UK convenience stores will need to serve an extra 50 customers a day or increase basket size by an average of 2% in order to offset the costs of the National Living Wage and workplace pension provision, according to research firm IRI.

The company calculates that the average independent c-store will need to generate an additional £8,000 in annual sales to neutralise the effect of the cost increases, but that this is achievable with the right balance of footfall-driving and basket-building initiatives, and by correctly appraising the product range in key categories.

IRI head of convenience Stephen Lampard told C-Store: “The Living Wage will have a really important impact on retailers, but it will depend on the type of store as to the best way to respond. The fewer the number of products stocked, the harder it will be to increase basket size, so there is a need to focus on more footfall. Larger retailers, however, probably already have most of the traffic they are going to get so they need to look at basket size.”

Head of retail analytics Tom Hall explained that different product categories vary in their price-sensitivity, and so the tactics should vary. “For products such as milk, beer, wine and tea, if you reduce the price it is a large attraction for shoppers, whereas if you increase prices you lose a lot more in sales than you make in extra revenue per unit,” he said. “However, there are products, such as bottled water, where sales are less closely related to retail price and you have more leeway to increase.

“Growing the basket is more about having promotions on expandable categories such as chocolate and crisps.”
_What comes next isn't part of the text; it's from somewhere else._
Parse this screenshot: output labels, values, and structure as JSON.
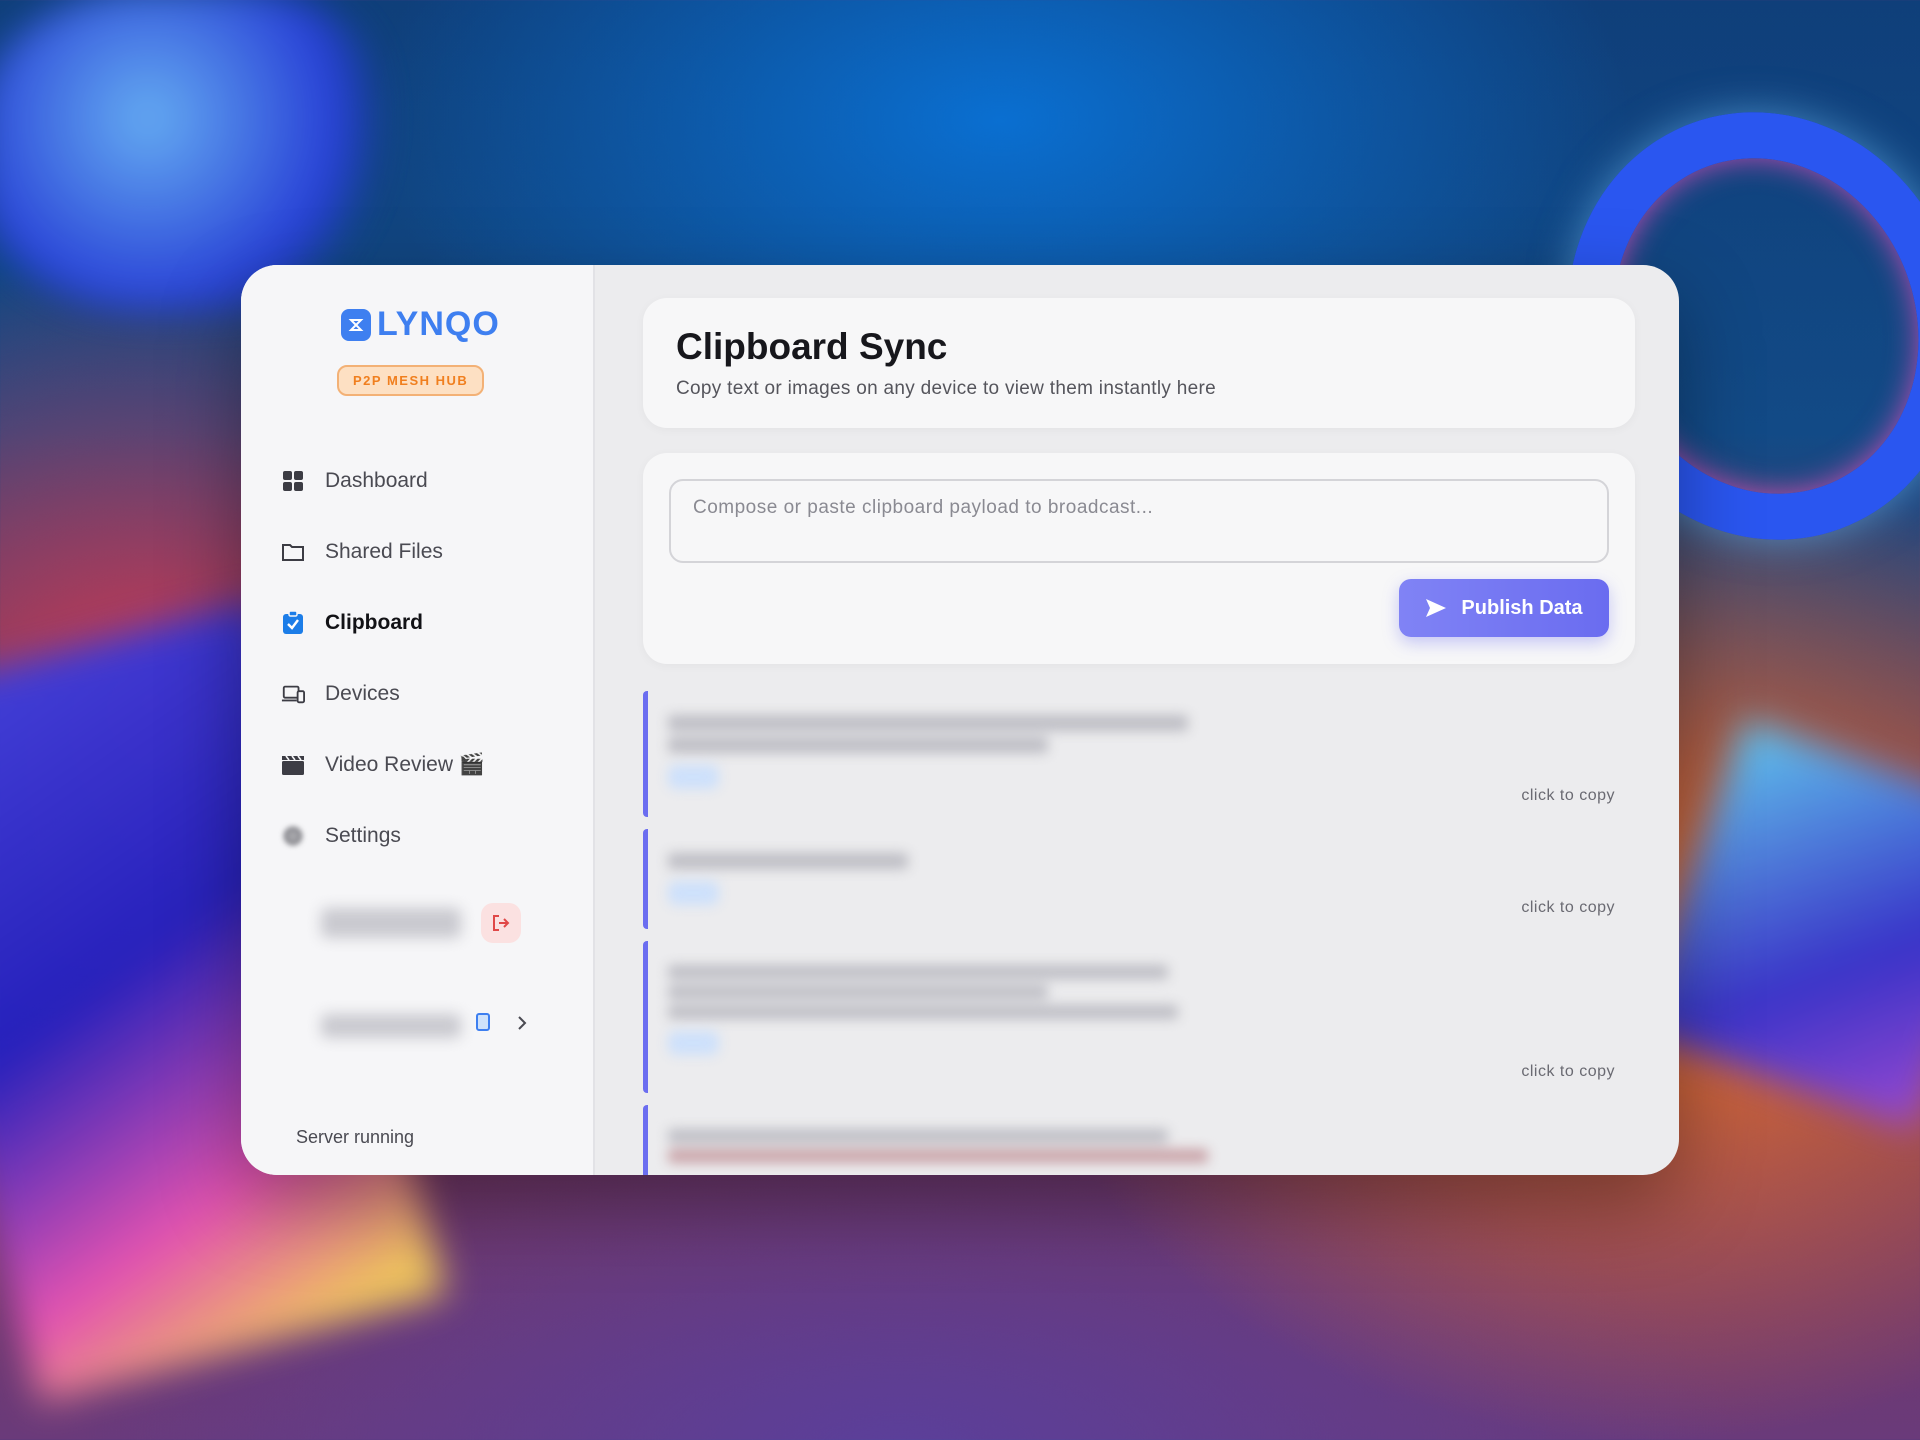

Lampard added: “A lot of factors are still driving growth in convenience. Top-up is a fast-growing mission, and can now be divided into different types of mission. Success is all about understanding who comes in to store and responding to that.”